> **WHAT THE EXERCISE ASKS**
Images do not belong in the copy. Set down all the entries exactly.

PROVIDED RECORDS Start Marker

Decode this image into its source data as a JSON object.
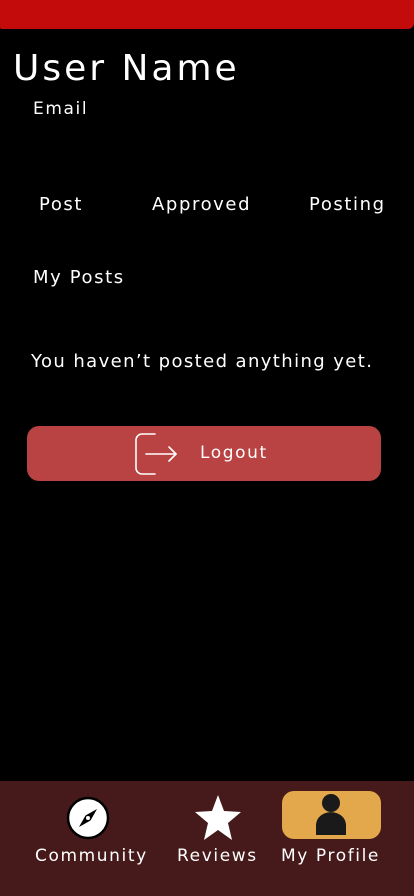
{
  "colors": {
    "top_bar": "#c30b0b",
    "background": "#000000",
    "logout_button": "#b94242",
    "bottom_nav": "#461a1a",
    "active_tab_highlight": "#e3a84b"
  },
  "profile": {
    "user_name": "User Name",
    "email": "Email"
  },
  "stats": {
    "post_label": "Post",
    "approved_label": "Approved",
    "posting_label": "Posting"
  },
  "posts": {
    "section_title": "My Posts",
    "empty_message": "You haven’t posted anything yet."
  },
  "logout": {
    "label": "Logout",
    "icon": "logout-icon"
  },
  "bottom_nav": {
    "items": [
      {
        "label": "Community",
        "icon": "compass-icon",
        "active": false
      },
      {
        "label": "Reviews",
        "icon": "star-icon",
        "active": false
      },
      {
        "label": "My Profile",
        "icon": "person-icon",
        "active": true
      }
    ]
  }
}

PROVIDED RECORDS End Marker

> **THE ANSWER**
Decode this image into its source data as a JSON object.
{
  "colors": {
    "top_bar": "#c30b0b",
    "background": "#000000",
    "logout_button": "#b94242",
    "bottom_nav": "#461a1a",
    "active_tab_highlight": "#e3a84b"
  },
  "profile": {
    "user_name": "User Name",
    "email": "Email"
  },
  "stats": {
    "post_label": "Post",
    "approved_label": "Approved",
    "posting_label": "Posting"
  },
  "posts": {
    "section_title": "My Posts",
    "empty_message": "You haven’t posted anything yet."
  },
  "logout": {
    "label": "Logout",
    "icon": "logout-icon"
  },
  "bottom_nav": {
    "items": [
      {
        "label": "Community",
        "icon": "compass-icon",
        "active": false
      },
      {
        "label": "Reviews",
        "icon": "star-icon",
        "active": false
      },
      {
        "label": "My Profile",
        "icon": "person-icon",
        "active": true
      }
    ]
  }
}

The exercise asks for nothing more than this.